wirhalh skip Felagr

Pictures & Videos

We always need good, fresh publicity images showing what we do. Yet one of the downsides of being dedicated to entertaining and educating the visiting public is that once a show opens we're always busy and rarely get time to actually stop and take new photos of ourselves working with our audiences.

In addition to all the public happily snapping away or filming on their camera phones, it's quite common at most events for us to meet keen amateur or press photographers. These folk will often spend a few hours with us, and in the odd moments we are not too busy we are usually happy to help out by staging specific shots for them. We would however ask that you read the Press. notes on this web site and use any images taken in a courteous manner that properly acknowledges us.

So if any members of the public, press or anybody else for that matter, have captured great images of us at an event and would be willing to share these with us we'd be really grateful if you'd Contact Us.

Image Gallery.

Please click any small thumbnail to access larger versions of the images.

Living history & social activities

The most skilful and knowledgeable reenactors are always those born and raised into this way of life
Viking living history site.
Our group's resident poet and musician with the replica harp he constructed
When you stop thinking of it as costume to change into and it just becomes normal clothing then expect a few funny looks when walking to an event.
fire ligthing with basic flint, steel and tinder.
Amidst a heap of wood shavings one of our carvers fashions a new wooden spoon.
A few of the Wirhalah Skip Felagr in the education facilities of the World Museum Liverpool working with a visiting Brownie pack.
Sunrise amid the canvas and rope of our tented village.
A few of us on a private tour aboard the world's largest reconstructed longship - Draken Harald Harfagre.
At any hour of the day there's mouths to be fed.
a modest camp kitchen.
One of those rare moments when things go quiet and we get a chance to chat with friends
Mother and daughter.

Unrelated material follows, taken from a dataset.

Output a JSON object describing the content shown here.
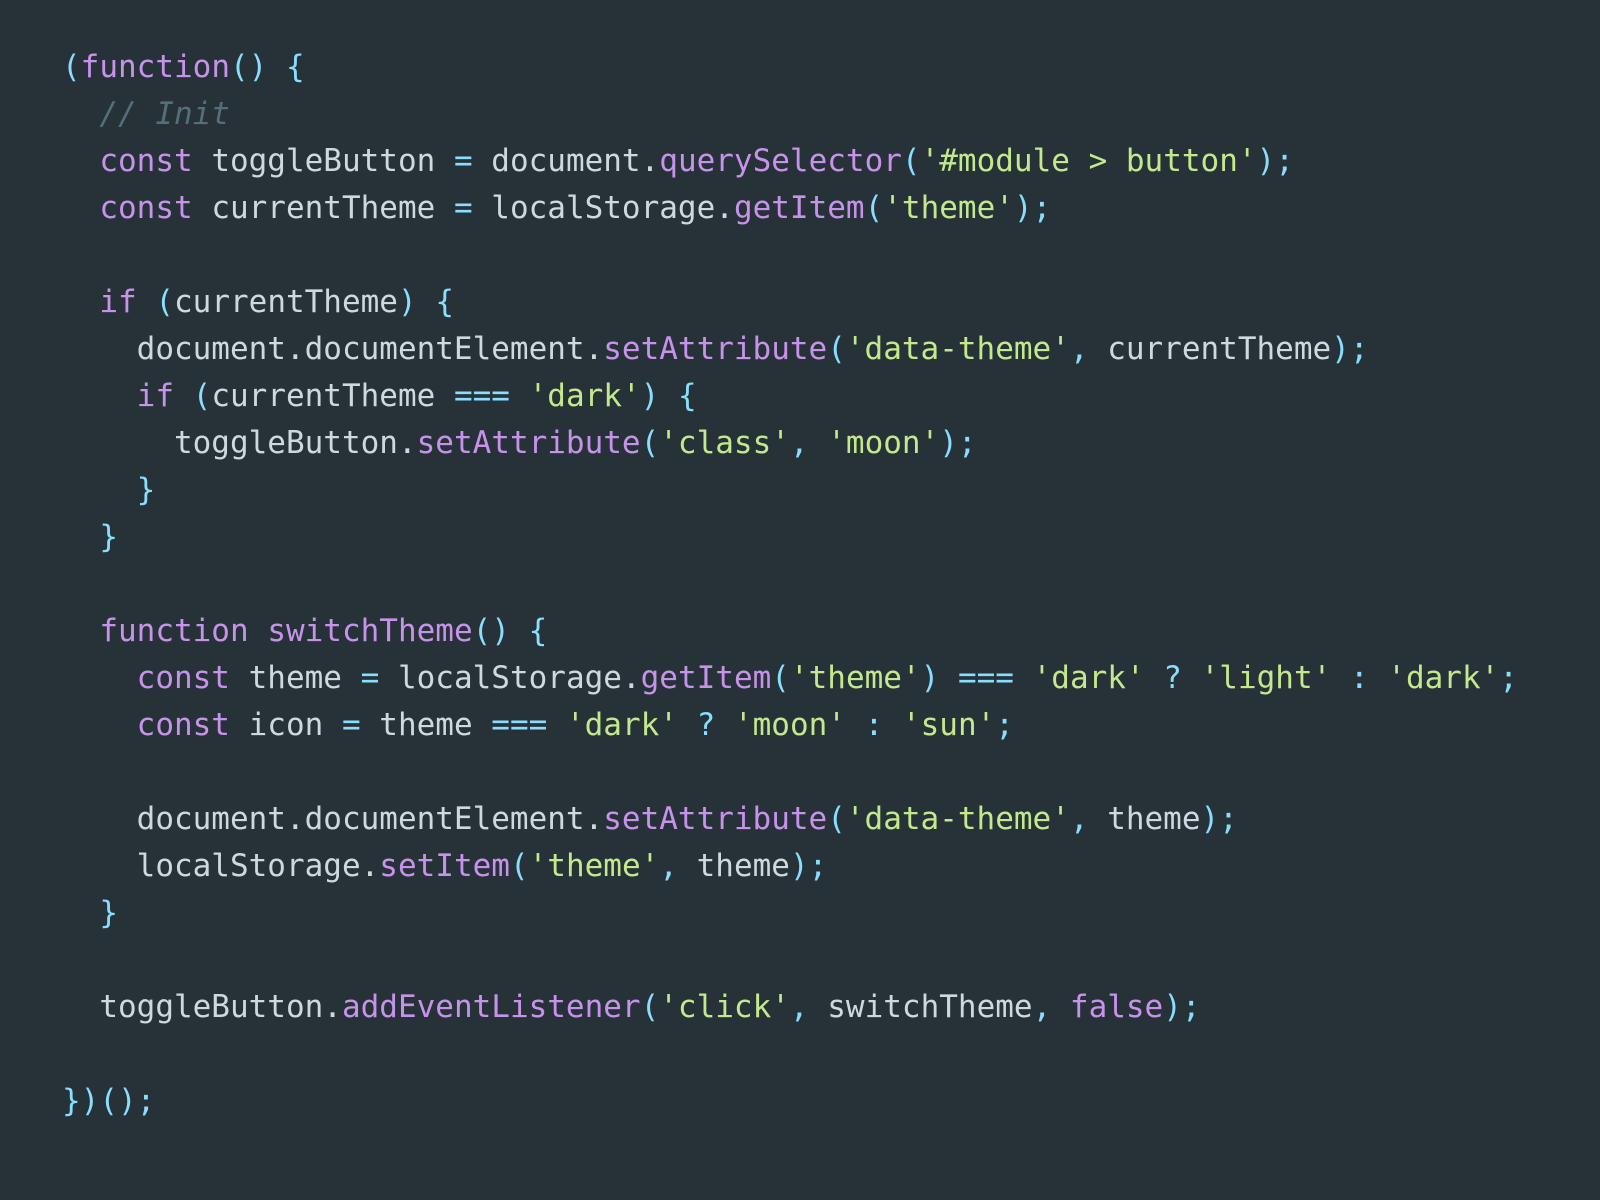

Warriors & battle reenactment

One great warrior pays their respect to another.
Our warriors always participate in the annual Jorvik festival, the finale of which usually involves recreating a Viking boat burning.
Children of all ages love to borrow our warriors war gear and dress up like a Viking.
Some of our warriors join Regia Anglorum in a promotional attack on London for the launch of a new TV show.
A little training exercise to illustrate Viking combat strategies to our audience
Winding the clock forward a little as our warriors prepare to face the Normans on Senlac Hill at Hastings.
Some of our warriors doing promotional work in the old Viking trading centre of Meols.
Our group leader taking a break from film work.
Are your nights out with your mates as interesting as ours?
A mighty hero in the act of slaying another foe, leaving a train of bodies behind him as he crosses the battlefield
Looking out over the top of the shield wall.
An amicable discussion between friends - Viking style
Our valiant group leader fighting it out at the annual Jorvik Viking Festival in York

Replica objects & equipment

Hnefatafl board and playing pieces(Viking chess) made by one of the craft workers within the Skip Felagr.
Just a few of the tens of thousands of hand riveted links that make up a warriors coat of mail.
Individual beads would have been of some value to a Viking and a large string of beads acquired individually over considerable time a sign of wealth with each bead carrying it's own story of where it came from. This collection spans from examples made by our own craft workers to genuine period pieces well over one thousand years old.
seax, sword, helmet and shield
The runic inscription is based upon a period find modified from the name of the original make Thorfastr to read 'Aidan makes a good comb' in reference to one of our own craft workers who made this replica.
The leech's (doctors) collection of herbs and other natural remedies
Viking silver hoard of coins, arm-rings, strap ends, brooches, rings, pendants and more, again all made by an artisan within the Skip Felagr.
Turn shoes hand sewn by one of the leather workers in the Skip Felagr.
When a local educational consultancy approached the Skip Felagr about assistance with a Viking themed project we were happy to help. Of the various things undertaken the most ambitious was producing this replica faering, the construction of which was organised by group member Aidan Campbell through his business manufacturing replica period artefacts for museums and TV/film companies.
What little evidence we have suggests Viking homes were sparsely furnished in terms of furniture, but wooden chests such as this oak example made by one of the craft workers within the Skip Felagr do seem a common possession.
A simple meal of period recipe bread and small beer served from an everyday  turned wooden bowl and horn cup.
A small bone handled folding knife made by one of the bone carvers in the Skip Felagr.
Arm rings were given by Lords to reward the loyalty of their men, these three solid silver examples being fashioned by one of our own craft workers
Cast bronze belt fittings fashioned by one o the craft works within the Skip Felagr.
 wirhalh skip Felagr